This initial work was followed up by the 2018 report Building Back Better: Achieving Resilience through Stronger, Faster, and More Inclusive Post-Disaster Reconstruction. This report updated the initial Unbreakable results to include 149 countries, paying particular attention to the situation of small island developing states. It detailed the potential benefits of building back from disasters stronger (e.g. through more resilient design standards), faster (e.g. through accelerated reconstruction and recovery), and more inclusively (i.e. ensuring recovery support to the poor and marginalized).
The estimates show that more inclusive recovery through better post-disaster support systems is estimated to reduce global well-being losses due to natural disasters by 9 percent – equivalent to a US$52 billion increase in annual global consumption. Overall, the benefits of building back better are estimated at US$173 billion per year globally – and would be greatest among the communities and countries that are hit by disasters most intensely and frequently, such as in small islands and Sub-Saharan countries.
Several countries have demonstrated that social protection systems can indeed be critical for channeling resources to those most in need following a disaster. In Uganda, the Northern Uganda Social Action Fund safety net has disbursed over US$6 million to approximately 50,000 households (250,000 people) in response to drought in 2016/17. In Kenya, the Hunger Safety Net Program, a shock-responsive cash transfer safety net, has supported millions of vulnerable households in the face of severe droughts. Fiji too has a long history of providing social assistance to vulnerable populations which are struggling to meet their basic needs – including in the aftermath of major natural shocks. For instance, Fiji’s Poverty Benefit Scheme (PBS), is a dedicated program supporting the poorest 10 percent of households in Fiji.
However, as climatic shocks increase in frequency, there is scope to further expand and strengthen existing social protection systems. As part of the Fiji Climate Vulnerability Assessment, GFDRR has applied the Unbreakable methodology to understand the impacts of tropical cyclone Winston in 2016, the response measures taken by the Government of Fiji, and how to further improve the resilience of the Fijian population. In response to the storm, the government disbursed nearly US$20 million in aid, distributed among the households enrolled in its three largest social safety net programs. Two years later, empirical evidence is emerging that this timely response was essential to mitigate the long-term impact of the tropical cyclone in Fiji, and to ensure resilient recovery not just of the agriculture and tourism sectors, but of all Fijians. The report also shows that without effective measures to strengthen resilience, by 2050 over 32,000 Fijians could be falling into poverty every year due to climate-related shocks. Finally, it proposes options to make the existing social protection system better able to respond to shocks, in particular through the expansion of the social registry that is used to deliver aid to households.
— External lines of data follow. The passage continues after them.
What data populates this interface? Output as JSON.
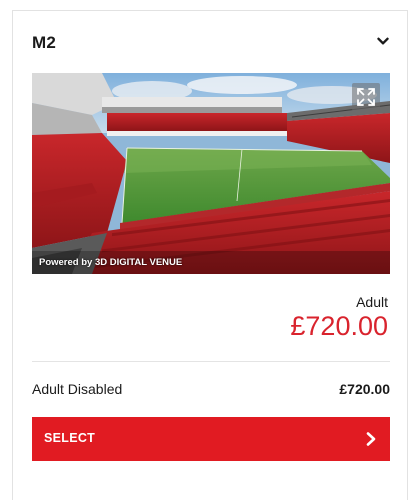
{
  "section": {
    "title": "M2",
    "toggle_icon": "chevron-down-icon"
  },
  "venue_view": {
    "powered_by": "Powered by 3D DIGITAL VENUE",
    "fullscreen_icon": "expand-icon"
  },
  "main_ticket": {
    "type": "Adult",
    "price": "£720.00"
  },
  "alt_ticket": {
    "type": "Adult Disabled",
    "price": "£720.00"
  },
  "select_button": {
    "label": "SELECT",
    "icon": "chevron-right-icon"
  },
  "colors": {
    "accent": "#e11b22",
    "price": "#d9232d"
  }
}
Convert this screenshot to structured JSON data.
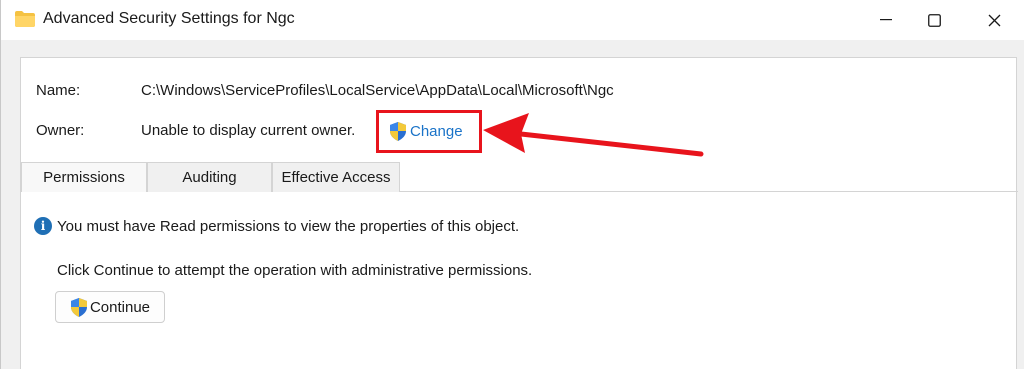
{
  "window": {
    "title": "Advanced Security Settings for Ngc",
    "minimize_glyph": "—",
    "maximize_glyph": "☐",
    "close_glyph": "✕"
  },
  "fields": {
    "name_label": "Name:",
    "name_value": "C:\\Windows\\ServiceProfiles\\LocalService\\AppData\\Local\\Microsoft\\Ngc",
    "owner_label": "Owner:",
    "owner_value": "Unable to display current owner.",
    "change_link": "Change"
  },
  "tabs": [
    {
      "label": "Permissions",
      "active": true
    },
    {
      "label": "Auditing",
      "active": false
    },
    {
      "label": "Effective Access",
      "active": false
    }
  ],
  "content": {
    "info_message": "You must have Read permissions to view the properties of this object.",
    "click_message": "Click Continue to attempt the operation with administrative permissions.",
    "continue_button": "Continue"
  },
  "icons": {
    "title": "folder-icon",
    "change": "shield-icon",
    "info": "info-icon",
    "continue": "shield-icon"
  },
  "colors": {
    "highlight": "#e8141c",
    "link": "#1a73c8",
    "info": "#1f6fb5"
  }
}
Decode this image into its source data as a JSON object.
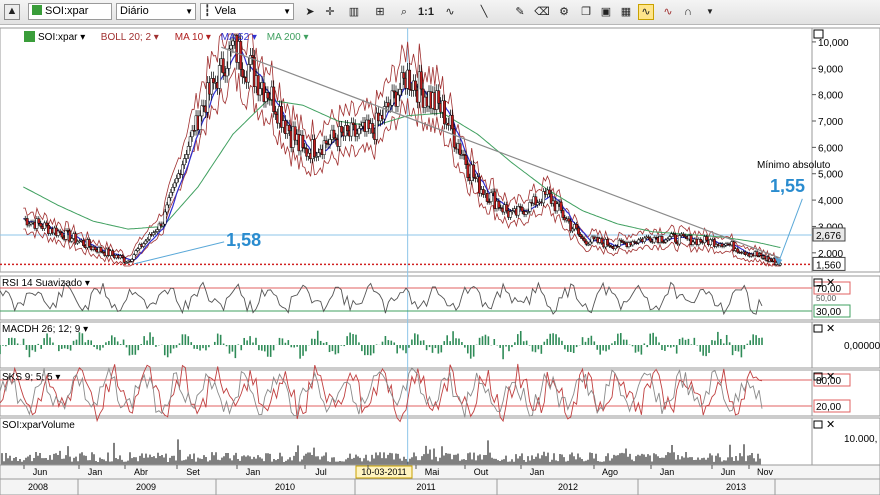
{
  "toolbar": {
    "symbol": "SOI:xpar",
    "period": "Diário",
    "chart_style": "Vela",
    "icons": [
      "window-up-icon",
      "symbol-search-icon",
      "period-dropdown-icon",
      "candle-style-icon",
      "cursor-icon",
      "crosshair-icon",
      "bar-chart-icon",
      "zoom-icon",
      "one-to-one-icon",
      "indicator-icon",
      "trendline-icon",
      "draw-icon",
      "eraser-icon",
      "settings-icon",
      "layers-icon",
      "template-icon",
      "compare-icon",
      "bollinger-toggle-icon",
      "magnet-icon",
      "more-dropdown-icon"
    ]
  },
  "main_panel": {
    "legend": [
      {
        "label": "SOI:xpar",
        "color": "#000000"
      },
      {
        "label": "BOLL 20; 2",
        "color": "#a03030"
      },
      {
        "label": "MA 10",
        "color": "#b02020"
      },
      {
        "label": "MA 52",
        "color": "#3030d0"
      },
      {
        "label": "MA 200",
        "color": "#40a060"
      }
    ],
    "y_ticks": [
      "10,000",
      "9,000",
      "8,000",
      "7,000",
      "6,000",
      "5,000",
      "4,000",
      "3,000",
      "2,000"
    ],
    "current_price_label": "2,676",
    "support_label": "1,560",
    "annotation_low_2009": "1,58",
    "annotation_low_2013_title": "Mínimo absoluto",
    "annotation_low_2013": "1,55"
  },
  "rsi_panel": {
    "label": "RSI 14 Suavizado",
    "levels": [
      "70,00",
      "50,00",
      "30,00"
    ]
  },
  "macd_panel": {
    "label": "MACDH 26; 12; 9",
    "level": "0,00000"
  },
  "sks_panel": {
    "label": "SKS 9; 5; 5",
    "levels": [
      "80,00",
      "20,00"
    ]
  },
  "volume_panel": {
    "label": "SOI:xparVolume",
    "level": "10.000,"
  },
  "x_axis": {
    "months": [
      "Jun",
      "Jan",
      "Abr",
      "Set",
      "Jan",
      "Jul",
      "10-03-2011",
      "Mai",
      "Out",
      "Jan",
      "Ago",
      "Jan",
      "Jun",
      "Nov"
    ],
    "years": [
      "2008",
      "2009",
      "2010",
      "2011",
      "2012",
      "2013"
    ]
  },
  "chart_data": {
    "type": "line",
    "title": "",
    "xlabel": "",
    "ylabel": "",
    "ylim": [
      1.5,
      10.3
    ],
    "x": [
      "2008-06",
      "2008-09",
      "2008-12",
      "2009-03",
      "2009-06",
      "2009-09",
      "2009-12",
      "2010-03",
      "2010-06",
      "2010-09",
      "2010-12",
      "2011-03",
      "2011-06",
      "2011-09",
      "2011-12",
      "2012-03",
      "2012-06",
      "2012-09",
      "2012-12",
      "2013-03",
      "2013-06",
      "2013-09",
      "2013-11"
    ],
    "series": [
      {
        "name": "SOI:xpar",
        "values": [
          3.3,
          2.8,
          2.2,
          1.7,
          3.2,
          7.2,
          9.8,
          8.2,
          5.8,
          6.4,
          6.6,
          8.7,
          7.4,
          4.6,
          3.4,
          4.2,
          2.5,
          2.3,
          2.6,
          2.5,
          2.4,
          1.9,
          1.6
        ]
      },
      {
        "name": "MA 200",
        "values": [
          4.5,
          3.8,
          3.2,
          2.9,
          3.0,
          4.5,
          6.5,
          7.8,
          7.6,
          7.0,
          6.8,
          7.2,
          7.3,
          6.5,
          5.4,
          4.4,
          3.6,
          3.1,
          2.8,
          2.7,
          2.6,
          2.4,
          2.2
        ]
      }
    ],
    "annotations": [
      {
        "text": "1,58",
        "y": 1.58,
        "x": "2009-03"
      },
      {
        "text": "Mínimo absoluto 1,55",
        "y": 1.55,
        "x": "2013-11"
      }
    ],
    "horizontal_lines": [
      2.676,
      1.56
    ],
    "trendline": {
      "from": {
        "x": "2009-11",
        "y": 9.8
      },
      "to": {
        "x": "2013-11",
        "y": 1.8
      }
    }
  }
}
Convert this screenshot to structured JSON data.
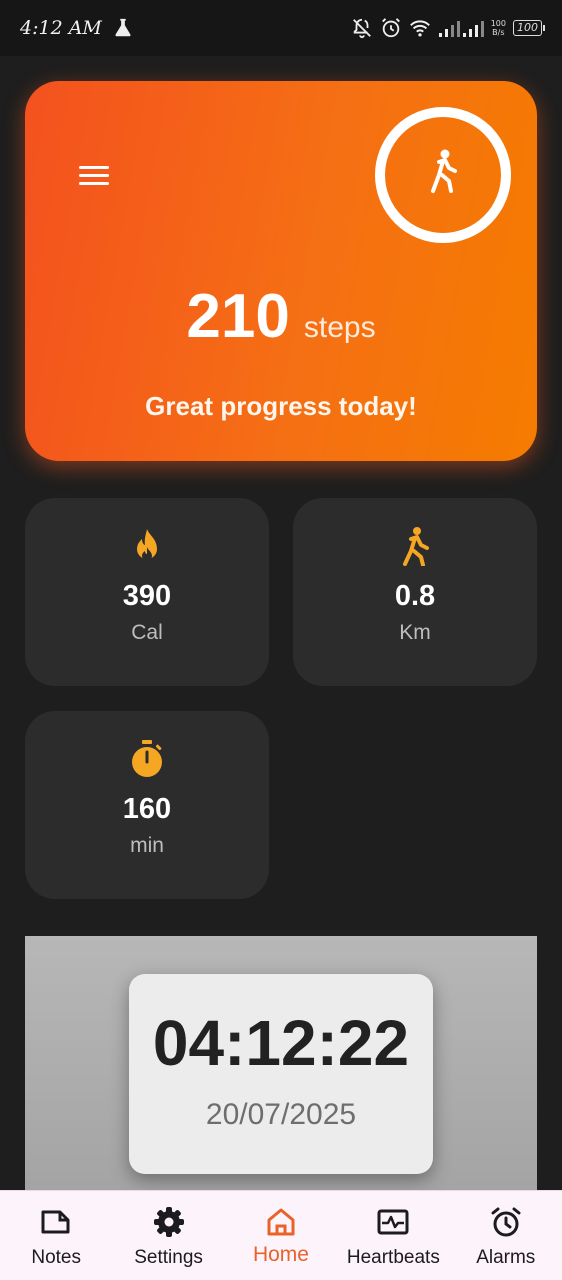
{
  "status_bar": {
    "time": "4:12 AM",
    "net_speed_value": "100",
    "net_speed_unit": "B/s",
    "battery": "100"
  },
  "hero": {
    "steps_value": "210",
    "steps_unit": "steps",
    "message": "Great progress today!"
  },
  "stats": [
    {
      "icon": "fire-icon",
      "value": "390",
      "unit": "Cal"
    },
    {
      "icon": "walking-icon",
      "value": "0.8",
      "unit": "Km"
    },
    {
      "icon": "stopwatch-icon",
      "value": "160",
      "unit": "min"
    }
  ],
  "clock": {
    "time": "04:12:22",
    "date": "20/07/2025"
  },
  "bottom_nav": [
    {
      "label": "Notes",
      "icon": "notes-icon",
      "active": false
    },
    {
      "label": "Settings",
      "icon": "gear-icon",
      "active": false
    },
    {
      "label": "Home",
      "icon": "home-icon",
      "active": true
    },
    {
      "label": "Heartbeats",
      "icon": "heartbeat-icon",
      "active": false
    },
    {
      "label": "Alarms",
      "icon": "alarm-icon",
      "active": false
    }
  ],
  "colors": {
    "accent": "#f57c00",
    "hero_start": "#f4511e",
    "stat_icon": "#f5a623",
    "nav_active": "#e8622a",
    "background": "#1e1e1e",
    "card": "#2c2c2c"
  }
}
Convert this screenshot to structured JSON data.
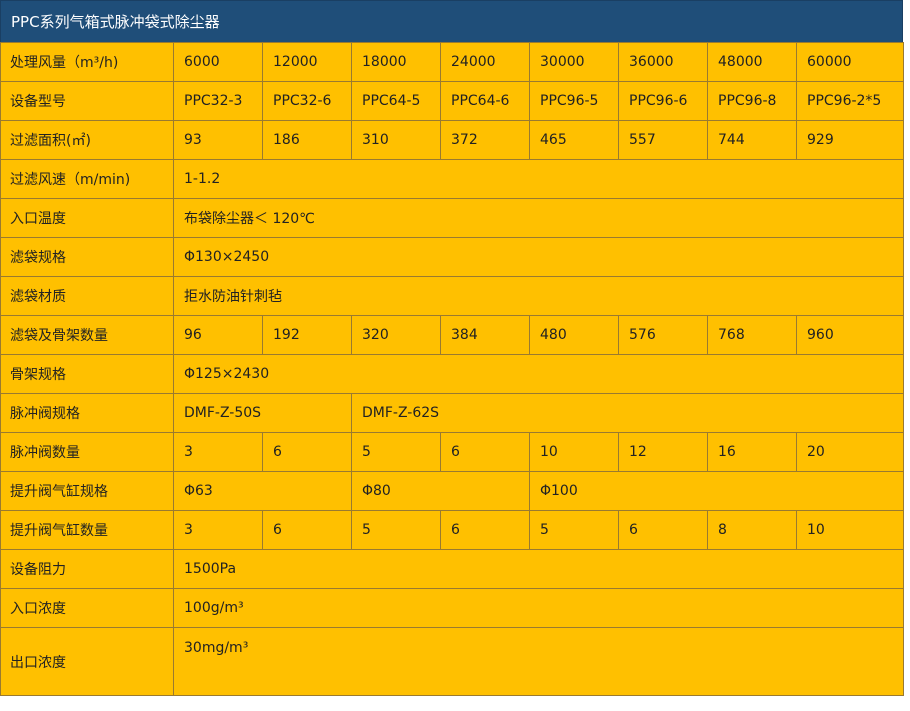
{
  "title": "PPC系列气箱式脉冲袋式除尘器",
  "colors": {
    "header_bg": "#1f4e79",
    "table_bg": "#ffc000",
    "border": "#9a7a30"
  },
  "rows": {
    "air_volume": {
      "label": "处理风量（m³/h)",
      "values": [
        "6000",
        "12000",
        "18000",
        "24000",
        "30000",
        "36000",
        "48000",
        "60000"
      ]
    },
    "model": {
      "label": "设备型号",
      "values": [
        "PPC32-3",
        "PPC32-6",
        "PPC64-5",
        "PPC64-6",
        "PPC96-5",
        "PPC96-6",
        "PPC96-8",
        "PPC96-2*5"
      ]
    },
    "filter_area": {
      "label": "过滤面积(㎡)",
      "values": [
        "93",
        "186",
        "310",
        "372",
        "465",
        "557",
        "744",
        "929"
      ]
    },
    "filter_speed": {
      "label": "过滤风速（m/min)",
      "value": "1-1.2"
    },
    "inlet_temp": {
      "label": "入口温度",
      "value": "布袋除尘器＜ 120℃"
    },
    "bag_spec": {
      "label": "滤袋规格",
      "value": "Φ130×2450"
    },
    "bag_material": {
      "label": "滤袋材质",
      "value": "拒水防油针刺毡"
    },
    "bag_cage_qty": {
      "label": "滤袋及骨架数量",
      "values": [
        "96",
        "192",
        "320",
        "384",
        "480",
        "576",
        "768",
        "960"
      ]
    },
    "cage_spec": {
      "label": "骨架规格",
      "value": "Φ125×2430"
    },
    "pulse_valve_spec": {
      "label": "脉冲阀规格",
      "values": [
        "DMF-Z-50S",
        "DMF-Z-62S"
      ]
    },
    "pulse_valve_qty": {
      "label": "脉冲阀数量",
      "values": [
        "3",
        "6",
        "5",
        "6",
        "10",
        "12",
        "16",
        "20"
      ]
    },
    "lift_cylinder_spec": {
      "label": "提升阀气缸规格",
      "values": [
        "Φ63",
        "Φ80",
        "Φ100"
      ]
    },
    "lift_cylinder_qty": {
      "label": "提升阀气缸数量",
      "values": [
        "3",
        "6",
        "5",
        "6",
        "5",
        "6",
        "8",
        "10"
      ]
    },
    "resistance": {
      "label": "设备阻力",
      "value": "1500Pa"
    },
    "inlet_conc": {
      "label": "入口浓度",
      "value": "100g/m³"
    },
    "outlet_conc": {
      "label": "出口浓度",
      "value": "30mg/m³"
    }
  }
}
Given this evidence and the rising costs of disasters worldwide due to urbanization and climate change, the lessons of the WDR 2014 on Risk and Opportunity are as relevant as ever. At GFDRR we are committed to seeing their application in every area of the Bank’s work.
This is the second in a series of blogs commemorating the fifth anniversary of the 2014 WDR on Risk and Opportunity. Read all the blogs here.